This review is aimed atelucidating the mechanisms that regulate growthin cultured juvenile Atlantic halibut (Hippoglossus hippoglossus) and turbot (Scophthalmus maximus) by evaluating thesignificance of environmental factors(temperature, photoperiod) and the interactionsbetween them. In addition, we examine growthproperties in three populations of juvenilehalibut and turbot in order to elucidate anygeographical differences in growth and growthefficiency in these species. Both temperatureand photoperiod have a significant andpersistent effect on growth rate in bothspecies. Temperature tolerance, demonstrated bya wide temperature range supporting maximalgrowth, increased with size. Fish subjected tocontinuous light exhibited faster growth thanthose experiencing a natural photoperiod or aconstant short day. Moreover, when thephotoperiod increased naturally with day-lengthor when fish were abruptly switched from beingreared on short-day conditions to continuouslight, a subsequent increase in growth rate wasobserved. This growth enhancing effect ofextended photoperiods was more apparent in ashort time scale in Atlantic halibut than inturbot, but both species show significantlong-term effects of extended photoperiods.

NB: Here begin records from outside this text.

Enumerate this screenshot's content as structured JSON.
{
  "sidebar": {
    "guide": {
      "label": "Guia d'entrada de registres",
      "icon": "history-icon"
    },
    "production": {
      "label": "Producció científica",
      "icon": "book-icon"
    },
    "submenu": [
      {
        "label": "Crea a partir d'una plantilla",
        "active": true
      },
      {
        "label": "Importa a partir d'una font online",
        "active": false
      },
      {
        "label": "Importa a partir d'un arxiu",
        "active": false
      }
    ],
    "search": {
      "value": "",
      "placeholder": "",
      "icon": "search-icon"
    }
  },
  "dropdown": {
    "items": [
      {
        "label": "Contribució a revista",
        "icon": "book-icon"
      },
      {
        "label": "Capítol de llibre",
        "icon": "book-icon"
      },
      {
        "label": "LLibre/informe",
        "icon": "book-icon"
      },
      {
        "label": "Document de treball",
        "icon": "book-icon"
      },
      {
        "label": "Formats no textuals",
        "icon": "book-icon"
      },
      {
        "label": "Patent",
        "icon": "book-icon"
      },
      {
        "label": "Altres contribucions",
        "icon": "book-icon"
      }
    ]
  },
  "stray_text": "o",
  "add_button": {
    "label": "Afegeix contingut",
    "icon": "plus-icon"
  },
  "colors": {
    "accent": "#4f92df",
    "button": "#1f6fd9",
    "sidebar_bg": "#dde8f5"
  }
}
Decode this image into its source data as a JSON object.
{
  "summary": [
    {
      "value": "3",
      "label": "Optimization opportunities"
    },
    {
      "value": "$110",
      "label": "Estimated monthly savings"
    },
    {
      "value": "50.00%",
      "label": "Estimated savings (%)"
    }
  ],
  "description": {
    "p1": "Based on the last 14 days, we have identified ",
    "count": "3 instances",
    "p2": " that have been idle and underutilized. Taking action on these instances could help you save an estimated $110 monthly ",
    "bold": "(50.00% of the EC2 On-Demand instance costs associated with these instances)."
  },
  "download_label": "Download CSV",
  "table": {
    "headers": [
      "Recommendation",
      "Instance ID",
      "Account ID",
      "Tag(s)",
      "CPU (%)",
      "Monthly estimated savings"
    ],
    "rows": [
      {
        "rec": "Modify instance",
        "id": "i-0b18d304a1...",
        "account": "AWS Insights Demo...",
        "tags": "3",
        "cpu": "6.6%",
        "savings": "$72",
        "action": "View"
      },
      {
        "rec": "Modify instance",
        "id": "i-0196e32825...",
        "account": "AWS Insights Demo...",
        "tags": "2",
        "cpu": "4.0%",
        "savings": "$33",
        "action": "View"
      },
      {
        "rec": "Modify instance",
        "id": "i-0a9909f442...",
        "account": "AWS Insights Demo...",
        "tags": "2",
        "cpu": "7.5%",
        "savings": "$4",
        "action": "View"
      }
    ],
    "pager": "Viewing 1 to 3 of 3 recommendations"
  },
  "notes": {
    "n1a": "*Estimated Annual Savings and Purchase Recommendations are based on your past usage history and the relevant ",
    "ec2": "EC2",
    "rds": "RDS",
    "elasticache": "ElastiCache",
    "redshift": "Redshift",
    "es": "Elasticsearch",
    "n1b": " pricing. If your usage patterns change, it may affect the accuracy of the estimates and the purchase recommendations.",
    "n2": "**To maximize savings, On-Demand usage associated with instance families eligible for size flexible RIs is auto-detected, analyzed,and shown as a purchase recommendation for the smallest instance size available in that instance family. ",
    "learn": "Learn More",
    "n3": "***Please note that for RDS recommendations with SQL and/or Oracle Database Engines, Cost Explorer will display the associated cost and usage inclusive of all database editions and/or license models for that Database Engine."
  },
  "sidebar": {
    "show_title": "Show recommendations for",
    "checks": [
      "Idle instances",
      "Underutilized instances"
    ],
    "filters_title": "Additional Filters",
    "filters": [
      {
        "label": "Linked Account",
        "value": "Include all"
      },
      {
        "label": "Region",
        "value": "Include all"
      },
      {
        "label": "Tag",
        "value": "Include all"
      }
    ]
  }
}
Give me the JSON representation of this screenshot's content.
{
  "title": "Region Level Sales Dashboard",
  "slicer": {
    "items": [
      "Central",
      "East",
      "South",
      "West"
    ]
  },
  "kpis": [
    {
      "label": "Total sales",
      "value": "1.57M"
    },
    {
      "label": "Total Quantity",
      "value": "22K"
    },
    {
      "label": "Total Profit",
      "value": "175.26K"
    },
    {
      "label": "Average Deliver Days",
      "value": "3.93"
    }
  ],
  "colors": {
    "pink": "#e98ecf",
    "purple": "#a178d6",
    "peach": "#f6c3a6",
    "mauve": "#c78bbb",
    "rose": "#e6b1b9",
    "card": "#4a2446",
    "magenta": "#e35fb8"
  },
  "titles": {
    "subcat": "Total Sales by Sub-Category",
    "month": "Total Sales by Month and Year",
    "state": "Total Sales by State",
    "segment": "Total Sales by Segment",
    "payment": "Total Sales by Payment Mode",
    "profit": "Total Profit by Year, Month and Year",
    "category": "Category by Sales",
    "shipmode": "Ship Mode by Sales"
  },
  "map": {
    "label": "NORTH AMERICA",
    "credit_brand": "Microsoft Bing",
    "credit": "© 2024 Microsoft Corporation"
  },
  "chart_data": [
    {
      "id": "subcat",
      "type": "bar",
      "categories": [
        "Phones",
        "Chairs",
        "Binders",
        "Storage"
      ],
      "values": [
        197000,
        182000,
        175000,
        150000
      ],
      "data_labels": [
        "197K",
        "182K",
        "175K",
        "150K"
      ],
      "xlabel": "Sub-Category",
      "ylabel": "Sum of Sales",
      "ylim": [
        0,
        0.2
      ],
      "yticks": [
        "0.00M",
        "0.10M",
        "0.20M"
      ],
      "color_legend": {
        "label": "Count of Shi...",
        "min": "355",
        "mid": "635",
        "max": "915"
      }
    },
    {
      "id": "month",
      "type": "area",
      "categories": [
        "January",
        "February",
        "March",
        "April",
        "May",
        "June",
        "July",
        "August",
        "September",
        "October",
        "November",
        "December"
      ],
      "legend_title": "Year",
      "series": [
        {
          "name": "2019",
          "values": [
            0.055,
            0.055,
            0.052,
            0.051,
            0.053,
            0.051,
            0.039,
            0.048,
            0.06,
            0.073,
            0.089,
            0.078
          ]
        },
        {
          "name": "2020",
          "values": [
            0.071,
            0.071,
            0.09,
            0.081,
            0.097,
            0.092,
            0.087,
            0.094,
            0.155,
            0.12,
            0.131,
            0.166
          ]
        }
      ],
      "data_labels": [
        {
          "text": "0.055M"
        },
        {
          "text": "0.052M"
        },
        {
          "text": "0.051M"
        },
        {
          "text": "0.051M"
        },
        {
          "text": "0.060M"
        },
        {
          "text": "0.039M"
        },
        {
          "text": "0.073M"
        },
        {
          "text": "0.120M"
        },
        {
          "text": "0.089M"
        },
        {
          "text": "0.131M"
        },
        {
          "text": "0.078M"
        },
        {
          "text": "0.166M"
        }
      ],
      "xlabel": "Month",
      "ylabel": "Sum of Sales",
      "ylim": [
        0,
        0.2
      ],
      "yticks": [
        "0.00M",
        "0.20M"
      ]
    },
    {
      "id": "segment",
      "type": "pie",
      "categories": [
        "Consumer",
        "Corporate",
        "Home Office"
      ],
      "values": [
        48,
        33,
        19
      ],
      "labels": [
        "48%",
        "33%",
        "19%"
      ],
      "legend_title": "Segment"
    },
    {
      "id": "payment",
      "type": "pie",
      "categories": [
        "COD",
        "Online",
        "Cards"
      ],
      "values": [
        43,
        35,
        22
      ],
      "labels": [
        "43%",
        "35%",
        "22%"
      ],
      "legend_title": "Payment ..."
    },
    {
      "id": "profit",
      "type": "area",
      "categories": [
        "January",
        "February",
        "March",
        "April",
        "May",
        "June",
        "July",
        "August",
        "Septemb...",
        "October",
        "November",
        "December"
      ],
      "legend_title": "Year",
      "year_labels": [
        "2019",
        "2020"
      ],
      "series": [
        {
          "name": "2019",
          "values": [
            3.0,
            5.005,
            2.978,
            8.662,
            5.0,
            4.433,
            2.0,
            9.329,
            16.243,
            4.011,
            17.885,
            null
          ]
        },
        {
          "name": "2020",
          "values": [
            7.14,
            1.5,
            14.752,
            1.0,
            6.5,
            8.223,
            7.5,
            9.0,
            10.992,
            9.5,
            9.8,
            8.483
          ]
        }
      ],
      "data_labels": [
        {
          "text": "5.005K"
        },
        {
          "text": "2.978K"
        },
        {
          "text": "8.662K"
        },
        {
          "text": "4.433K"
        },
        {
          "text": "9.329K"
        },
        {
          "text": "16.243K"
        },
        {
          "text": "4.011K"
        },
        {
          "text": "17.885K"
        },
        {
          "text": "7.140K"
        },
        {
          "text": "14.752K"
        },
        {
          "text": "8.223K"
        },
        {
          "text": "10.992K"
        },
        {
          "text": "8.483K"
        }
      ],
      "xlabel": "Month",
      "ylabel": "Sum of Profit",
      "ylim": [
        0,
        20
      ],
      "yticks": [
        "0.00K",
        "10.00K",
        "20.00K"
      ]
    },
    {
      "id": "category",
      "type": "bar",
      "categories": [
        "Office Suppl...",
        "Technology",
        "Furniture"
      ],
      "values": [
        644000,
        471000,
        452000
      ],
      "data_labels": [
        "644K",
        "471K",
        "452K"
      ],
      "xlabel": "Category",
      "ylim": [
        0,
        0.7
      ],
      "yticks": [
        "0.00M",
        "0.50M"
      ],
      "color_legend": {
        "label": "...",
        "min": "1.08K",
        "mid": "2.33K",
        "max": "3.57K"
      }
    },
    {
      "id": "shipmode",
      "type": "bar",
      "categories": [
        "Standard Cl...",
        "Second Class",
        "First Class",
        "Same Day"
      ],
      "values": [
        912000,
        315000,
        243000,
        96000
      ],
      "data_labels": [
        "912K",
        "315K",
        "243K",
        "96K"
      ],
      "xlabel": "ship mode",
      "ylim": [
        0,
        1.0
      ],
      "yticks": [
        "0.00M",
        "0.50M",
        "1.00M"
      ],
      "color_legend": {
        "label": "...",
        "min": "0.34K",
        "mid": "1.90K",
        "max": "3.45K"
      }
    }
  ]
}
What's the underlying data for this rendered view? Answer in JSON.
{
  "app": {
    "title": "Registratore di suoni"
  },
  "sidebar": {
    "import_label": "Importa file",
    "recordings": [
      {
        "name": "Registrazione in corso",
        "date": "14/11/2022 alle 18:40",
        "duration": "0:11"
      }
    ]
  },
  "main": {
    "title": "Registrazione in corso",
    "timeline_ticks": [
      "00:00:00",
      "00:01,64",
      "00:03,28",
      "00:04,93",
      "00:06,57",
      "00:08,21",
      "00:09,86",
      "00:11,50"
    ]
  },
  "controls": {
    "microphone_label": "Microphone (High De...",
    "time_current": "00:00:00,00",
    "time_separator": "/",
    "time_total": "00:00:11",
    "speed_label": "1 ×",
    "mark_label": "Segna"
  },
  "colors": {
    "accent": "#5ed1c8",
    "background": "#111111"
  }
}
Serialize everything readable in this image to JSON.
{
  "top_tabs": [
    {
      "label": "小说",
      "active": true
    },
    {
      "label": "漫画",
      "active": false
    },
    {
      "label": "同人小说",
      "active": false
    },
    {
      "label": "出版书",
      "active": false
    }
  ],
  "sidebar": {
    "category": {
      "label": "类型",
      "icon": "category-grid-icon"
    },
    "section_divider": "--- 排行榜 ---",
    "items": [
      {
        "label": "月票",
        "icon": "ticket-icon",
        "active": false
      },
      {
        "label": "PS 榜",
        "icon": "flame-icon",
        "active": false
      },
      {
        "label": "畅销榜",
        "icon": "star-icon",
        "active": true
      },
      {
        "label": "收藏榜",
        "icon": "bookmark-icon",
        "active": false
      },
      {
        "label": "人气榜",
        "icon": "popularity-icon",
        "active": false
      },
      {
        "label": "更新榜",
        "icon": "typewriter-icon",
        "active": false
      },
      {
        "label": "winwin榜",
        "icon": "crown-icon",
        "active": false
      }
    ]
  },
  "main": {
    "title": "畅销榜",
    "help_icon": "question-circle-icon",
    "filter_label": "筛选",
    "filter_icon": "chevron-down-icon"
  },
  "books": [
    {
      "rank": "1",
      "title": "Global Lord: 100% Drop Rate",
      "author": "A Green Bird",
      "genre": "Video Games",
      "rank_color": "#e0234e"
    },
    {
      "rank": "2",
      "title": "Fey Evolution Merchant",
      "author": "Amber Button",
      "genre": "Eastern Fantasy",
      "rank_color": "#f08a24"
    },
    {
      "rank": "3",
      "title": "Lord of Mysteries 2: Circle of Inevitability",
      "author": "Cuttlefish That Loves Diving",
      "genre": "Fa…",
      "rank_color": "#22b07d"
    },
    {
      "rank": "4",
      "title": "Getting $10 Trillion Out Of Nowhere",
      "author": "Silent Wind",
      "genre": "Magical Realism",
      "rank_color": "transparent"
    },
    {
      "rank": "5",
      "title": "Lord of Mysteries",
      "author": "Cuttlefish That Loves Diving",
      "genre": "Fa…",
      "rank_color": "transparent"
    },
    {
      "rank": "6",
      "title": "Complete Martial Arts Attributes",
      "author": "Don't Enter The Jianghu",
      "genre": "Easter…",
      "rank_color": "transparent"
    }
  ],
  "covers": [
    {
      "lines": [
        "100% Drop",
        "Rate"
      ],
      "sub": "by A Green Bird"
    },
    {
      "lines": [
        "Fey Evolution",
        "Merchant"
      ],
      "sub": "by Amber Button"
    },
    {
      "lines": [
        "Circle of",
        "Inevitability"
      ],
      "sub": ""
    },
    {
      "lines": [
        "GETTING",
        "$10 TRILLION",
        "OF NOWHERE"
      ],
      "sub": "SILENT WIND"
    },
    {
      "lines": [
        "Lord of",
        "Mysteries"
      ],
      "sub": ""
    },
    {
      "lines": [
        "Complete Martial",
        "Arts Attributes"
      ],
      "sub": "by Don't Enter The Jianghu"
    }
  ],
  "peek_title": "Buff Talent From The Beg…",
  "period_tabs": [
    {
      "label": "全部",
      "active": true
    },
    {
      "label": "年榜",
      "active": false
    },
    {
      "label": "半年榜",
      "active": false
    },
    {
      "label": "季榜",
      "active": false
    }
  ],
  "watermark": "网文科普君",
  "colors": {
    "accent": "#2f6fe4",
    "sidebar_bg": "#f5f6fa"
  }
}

Enhanced growth in fish in continuous light waspartly explained by higher growth efficiency.In both species, there was a significantinteraction between temperature andphotoperiod, suggesting that thegrowth-enhancing effect of continuous light isrelatively stronger at lower temperatures.Growth rate in both species was alsosignificantly influenced by the interaction oftemperature and fish size, as the optimaltemperature for growth decreased rapidly withincreasing fish size. Differences in growth,food intake, food conversion efficiency,metabolism, ammonia excretion and RNA/DNAratios in white muscle were observed betweendifferent strains of halibut and turbot, withthe best growth properties being observed inthe northern populations. These findings onhalibut and turbot partly support the theory ofcountergradient variation in growth, suggestingthat populations from high latitudes havehigher growth capacity than populations fromlow latitudes.